▸ **WORK TO BE COMPLETED**
Every line in the listing below that holds the word "JSON" should be returned.

--------------------------------

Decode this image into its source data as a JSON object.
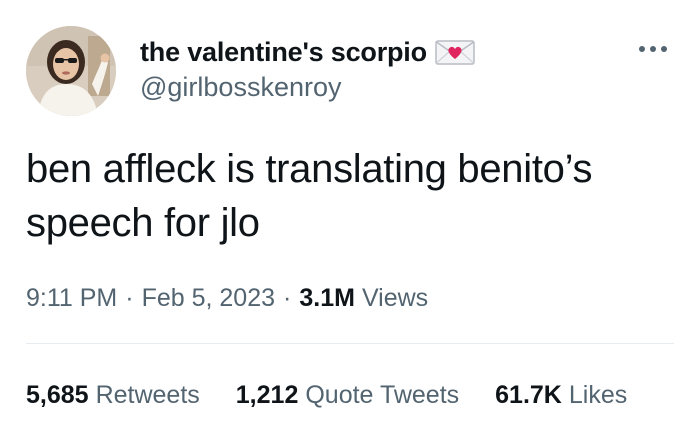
{
  "author": {
    "display_name": "the valentine's scorpio",
    "handle": "@girlbosskenroy",
    "avatar_icon": "profile-photo",
    "name_emoji_icon": "love-letter-envelope-icon"
  },
  "tweet": {
    "text": "ben affleck is translating benito’s\nspeech for jlo"
  },
  "meta": {
    "time": "9:11 PM",
    "separator": "·",
    "date": "Feb 5, 2023",
    "views_count": "3.1M",
    "views_label": "Views"
  },
  "stats": {
    "retweets_count": "5,685",
    "retweets_label": "Retweets",
    "quotes_count": "1,212",
    "quotes_label": "Quote Tweets",
    "likes_count": "61.7K",
    "likes_label": "Likes"
  },
  "colors": {
    "text_primary": "#0f1419",
    "text_secondary": "#536471",
    "heart": "#e0245e",
    "divider": "#e6ecf0"
  }
}
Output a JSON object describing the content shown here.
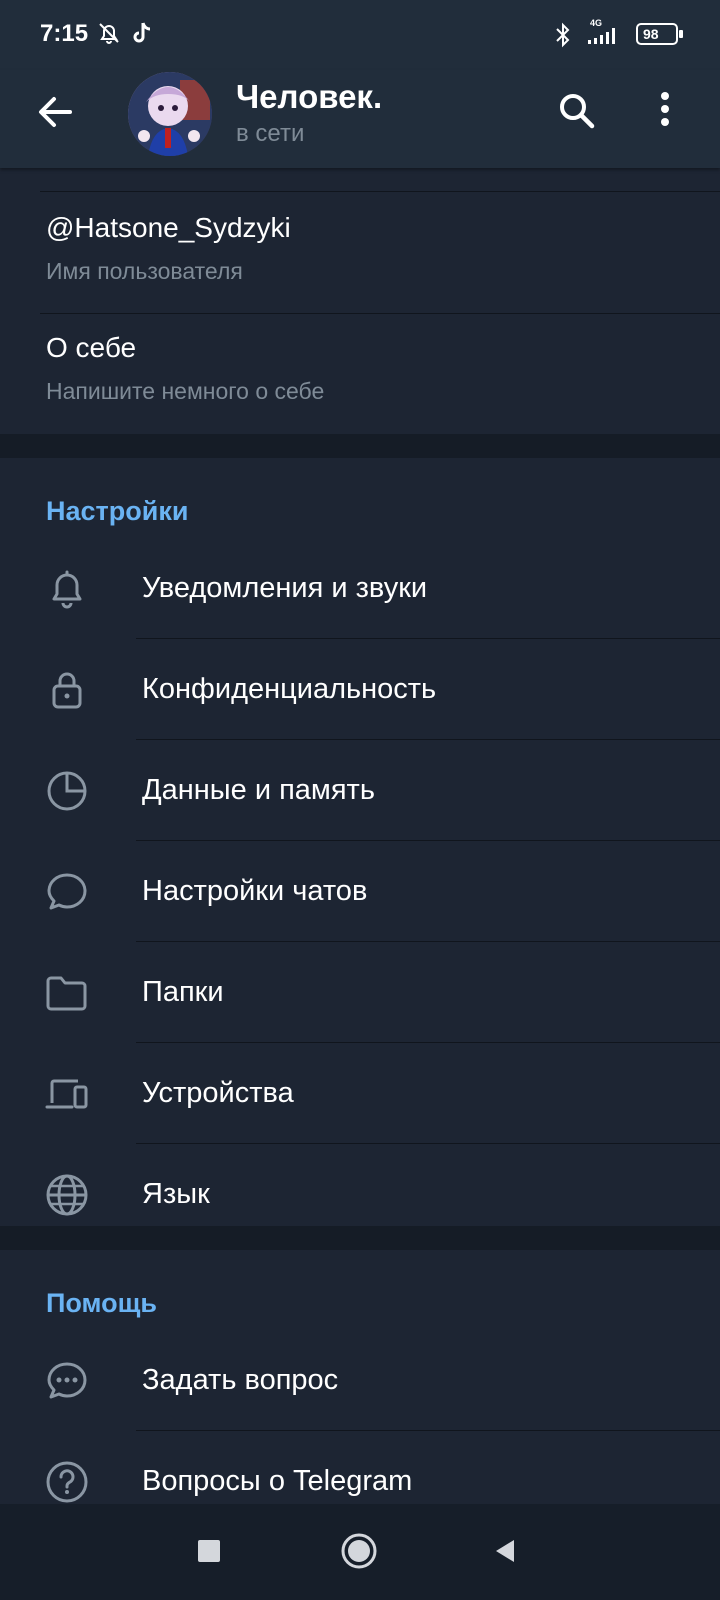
{
  "status_bar": {
    "time": "7:15",
    "left_icons": [
      "bell-off-icon",
      "tiktok-icon"
    ],
    "right_icons": [
      "bluetooth-icon",
      "signal-4g-icon",
      "battery-icon"
    ],
    "network": "4G",
    "battery": "98"
  },
  "header": {
    "title": "Человек.",
    "subtitle": "в сети"
  },
  "profile": {
    "username": "@Hatsone_Sydzyki",
    "username_label": "Имя пользователя",
    "bio": "О себе",
    "bio_hint": "Напишите немного о себе"
  },
  "settings": {
    "title": "Настройки",
    "items": [
      {
        "label": "Уведомления и звуки",
        "icon": "bell-icon"
      },
      {
        "label": "Конфиденциальность",
        "icon": "lock-icon"
      },
      {
        "label": "Данные и память",
        "icon": "pie-chart-icon"
      },
      {
        "label": "Настройки чатов",
        "icon": "chat-bubble-icon"
      },
      {
        "label": "Папки",
        "icon": "folder-icon"
      },
      {
        "label": "Устройства",
        "icon": "devices-icon"
      },
      {
        "label": "Язык",
        "icon": "globe-icon"
      }
    ]
  },
  "help": {
    "title": "Помощь",
    "items": [
      {
        "label": "Задать вопрос",
        "icon": "chat-dots-icon"
      },
      {
        "label": "Вопросы о Telegram",
        "icon": "question-icon"
      }
    ]
  },
  "colors": {
    "background": "#1d2533",
    "header": "#212d3b",
    "accent": "#6ab3f3",
    "secondary_text": "#7f8b97"
  }
}
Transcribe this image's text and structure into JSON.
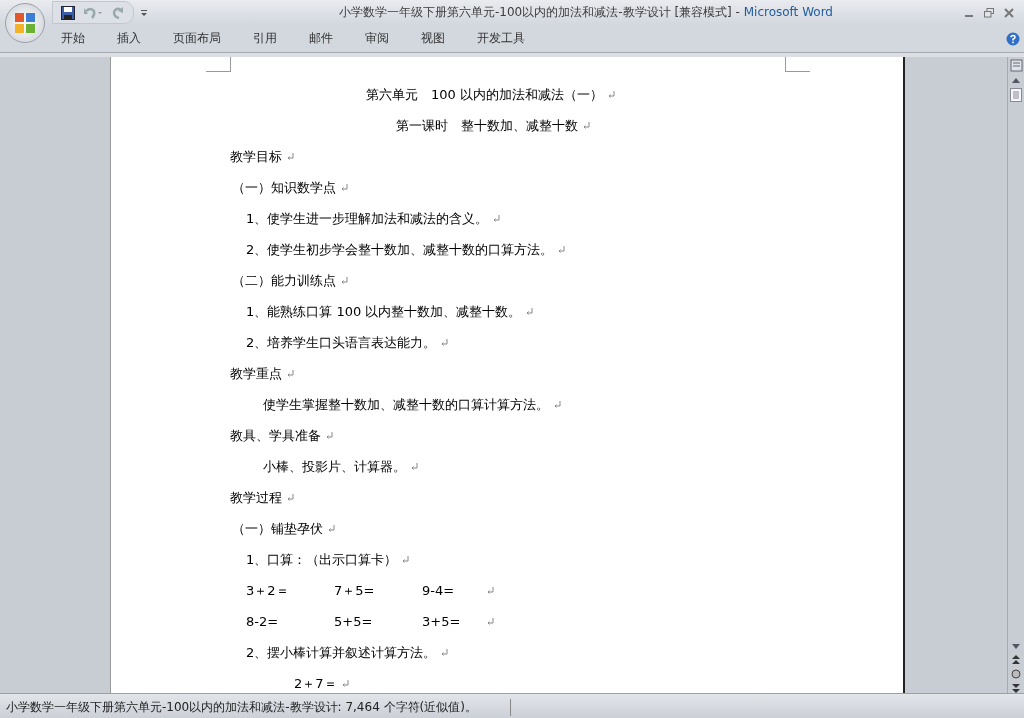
{
  "window": {
    "title": "小学数学一年级下册第六单元-100以内的加法和减法-教学设计 [兼容模式]",
    "separator": "-",
    "app_name": "Microsoft Word"
  },
  "ribbon_tabs": [
    {
      "label": "开始",
      "selected": false
    },
    {
      "label": "插入",
      "selected": false
    },
    {
      "label": "页面布局",
      "selected": false
    },
    {
      "label": "引用",
      "selected": false
    },
    {
      "label": "邮件",
      "selected": false
    },
    {
      "label": "审阅",
      "selected": false
    },
    {
      "label": "视图",
      "selected": false
    },
    {
      "label": "开发工具",
      "selected": false
    }
  ],
  "document": {
    "paragraphs": [
      {
        "kind": "title",
        "text": "第六单元　100 以内的加法和减法（一）"
      },
      {
        "kind": "subtitle",
        "text": "第一课时　整十数加、减整十数"
      },
      {
        "kind": "heading",
        "text": "教学目标"
      },
      {
        "kind": "subheading",
        "text": "（一）知识数学点"
      },
      {
        "kind": "item",
        "text": "1、使学生进一步理解加法和减法的含义。"
      },
      {
        "kind": "item",
        "text": "2、使学生初步学会整十数加、减整十数的口算方法。"
      },
      {
        "kind": "subheading",
        "text": "（二）能力训练点"
      },
      {
        "kind": "item",
        "text": "1、能熟练口算 100 以内整十数加、减整十数。"
      },
      {
        "kind": "item",
        "text": "2、培养学生口头语言表达能力。"
      },
      {
        "kind": "heading",
        "text": "教学重点"
      },
      {
        "kind": "body",
        "text": "使学生掌握整十数加、减整十数的口算计算方法。"
      },
      {
        "kind": "heading",
        "text": "教具、学具准备"
      },
      {
        "kind": "body",
        "text": "小棒、投影片、计算器。"
      },
      {
        "kind": "heading",
        "text": "教学过程"
      },
      {
        "kind": "subheading",
        "text": "（一）铺垫孕伏"
      },
      {
        "kind": "item",
        "text": "1、口算：（出示口算卡）"
      },
      {
        "kind": "formulas",
        "cells": [
          "3＋2＝",
          "7＋5=",
          "9-4="
        ]
      },
      {
        "kind": "formulas",
        "cells": [
          "8-2=",
          "5+5=",
          "3+5="
        ]
      },
      {
        "kind": "item",
        "text": "2、摆小棒计算并叙述计算方法。"
      },
      {
        "kind": "formula",
        "text": "2＋7＝"
      }
    ]
  },
  "status_bar": {
    "text": "小学数学一年级下册第六单元-100以内的加法和减法-教学设计: 7,464 个字符(近似值)。"
  }
}
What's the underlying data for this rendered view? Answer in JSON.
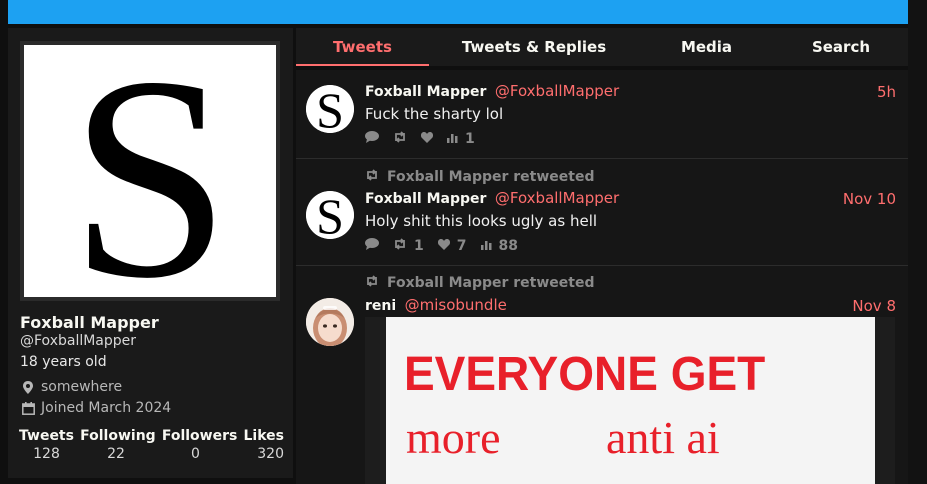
{
  "colors": {
    "accent": "#ff6e6e",
    "topbar": "#1da1f2",
    "muted": "#8a8a8a"
  },
  "profile": {
    "avatar_letter": "S",
    "name": "Foxball Mapper",
    "handle": "@FoxballMapper",
    "bio": "18 years old",
    "location": "somewhere",
    "joined": "Joined March 2024",
    "stats": [
      {
        "label": "Tweets",
        "value": "128"
      },
      {
        "label": "Following",
        "value": "22"
      },
      {
        "label": "Followers",
        "value": "0"
      },
      {
        "label": "Likes",
        "value": "320"
      }
    ]
  },
  "tabs": [
    {
      "label": "Tweets",
      "active": true
    },
    {
      "label": "Tweets & Replies",
      "active": false
    },
    {
      "label": "Media",
      "active": false
    },
    {
      "label": "Search",
      "active": false
    }
  ],
  "tweets": [
    {
      "retweet_label": "",
      "name": "Foxball Mapper",
      "handle": "@FoxballMapper",
      "date": "5h",
      "text": "Fuck the sharty lol",
      "replies": "",
      "retweets": "",
      "likes": "",
      "views": "1"
    },
    {
      "retweet_label": "Foxball Mapper retweeted",
      "name": "Foxball Mapper",
      "handle": "@FoxballMapper",
      "date": "Nov 10",
      "text": "Holy shit this looks ugly as hell",
      "replies": "",
      "retweets": "1",
      "likes": "7",
      "views": "88"
    },
    {
      "retweet_label": "Foxball Mapper retweeted",
      "name": "reni",
      "handle": "@misobundle",
      "date": "Nov 8",
      "media": {
        "line1": "EVERYONE GET",
        "line2a": "more",
        "line2b": "anti ai"
      }
    }
  ],
  "icons": [
    "map-pin-icon",
    "calendar-icon",
    "reply-icon",
    "retweet-icon",
    "like-icon",
    "views-icon"
  ]
}
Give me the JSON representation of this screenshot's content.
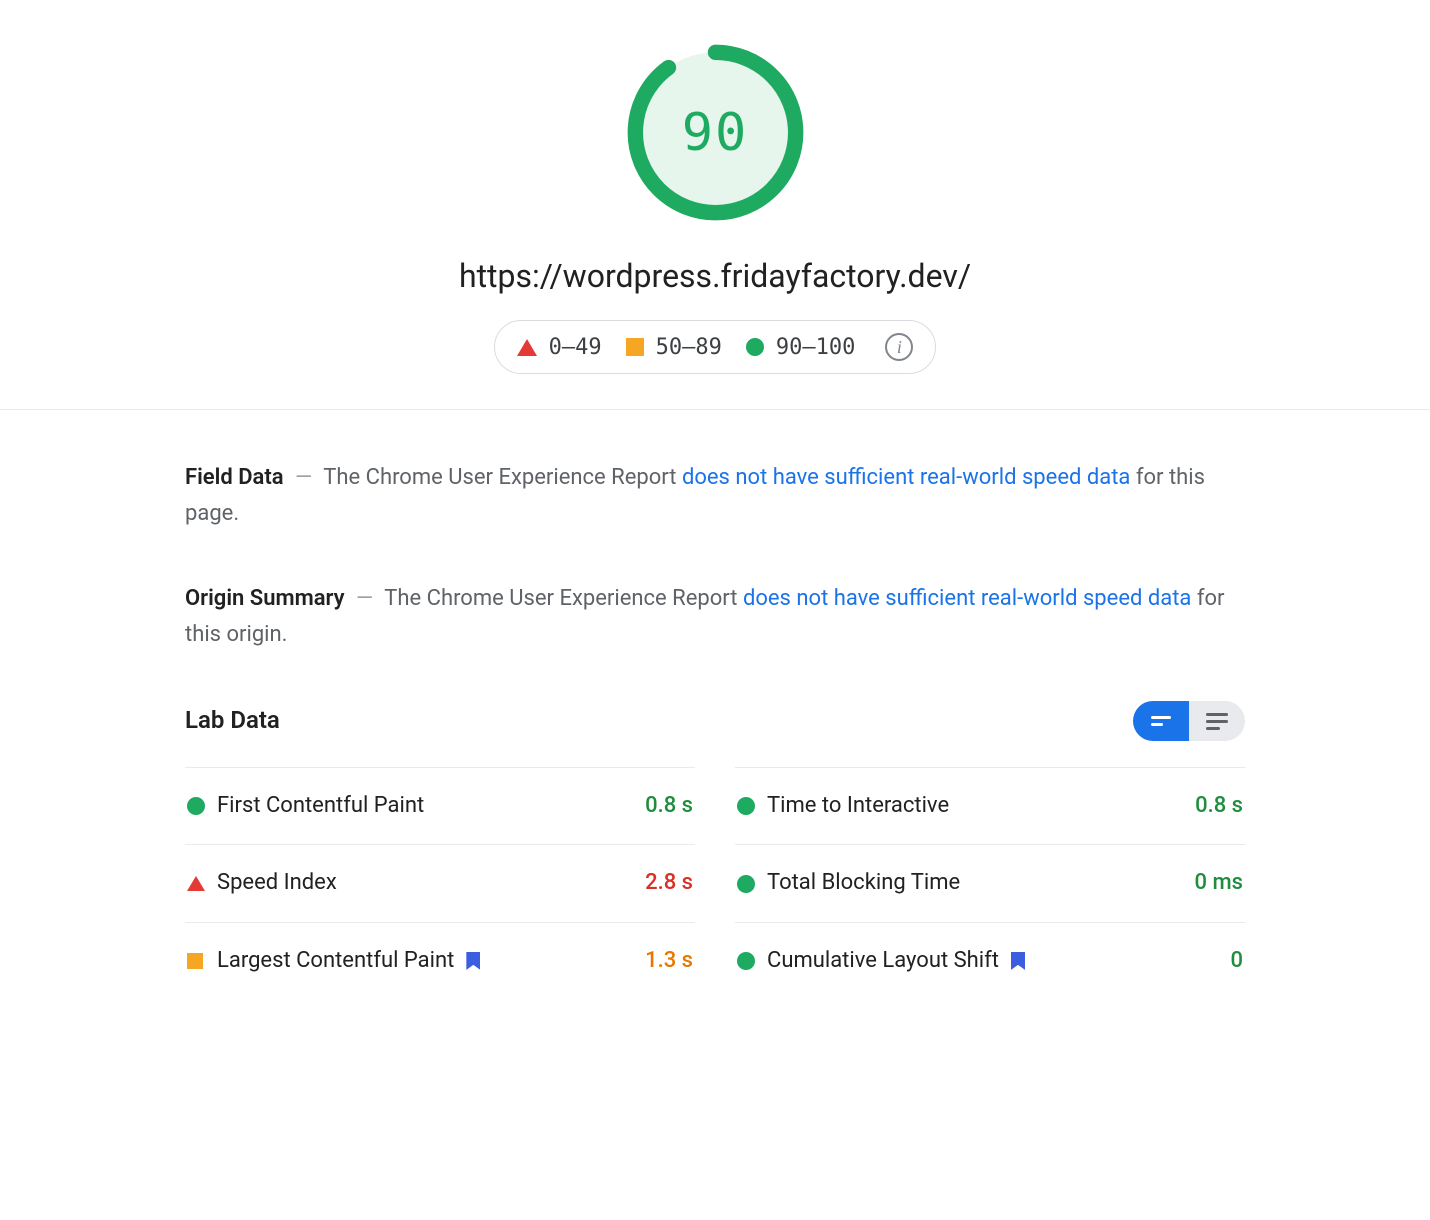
{
  "score": "90",
  "url": "https://wordpress.fridayfactory.dev/",
  "legend": {
    "poor": "0–49",
    "average": "50–89",
    "good": "90–100"
  },
  "field_data": {
    "title": "Field Data",
    "prefix": "The Chrome User Experience Report ",
    "link": "does not have sufficient real-world speed data",
    "suffix": " for this page."
  },
  "origin_summary": {
    "title": "Origin Summary",
    "prefix": "The Chrome User Experience Report ",
    "link": "does not have sufficient real-world speed data",
    "suffix": " for this origin."
  },
  "lab_data": {
    "title": "Lab Data",
    "metrics_left": [
      {
        "label": "First Contentful Paint",
        "value": "0.8 s",
        "status": "good",
        "flag": false
      },
      {
        "label": "Speed Index",
        "value": "2.8 s",
        "status": "poor",
        "flag": false
      },
      {
        "label": "Largest Contentful Paint",
        "value": "1.3 s",
        "status": "average",
        "flag": true
      }
    ],
    "metrics_right": [
      {
        "label": "Time to Interactive",
        "value": "0.8 s",
        "status": "good",
        "flag": false
      },
      {
        "label": "Total Blocking Time",
        "value": "0 ms",
        "status": "good",
        "flag": false
      },
      {
        "label": "Cumulative Layout Shift",
        "value": "0",
        "status": "good",
        "flag": true
      }
    ]
  },
  "colors": {
    "good": "#1eaa60",
    "average": "#f5a623",
    "poor": "#e53935"
  }
}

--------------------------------

▸ **ANSWER SPACE**
Decode this image into its source data as a JSON object.
Output a JSON object describing the content shown here.
Transcribe this image's text and structure into JSON.
What's the underlying data for this rendered view? Answer in JSON.
Give me the JSON representation of this screenshot's content.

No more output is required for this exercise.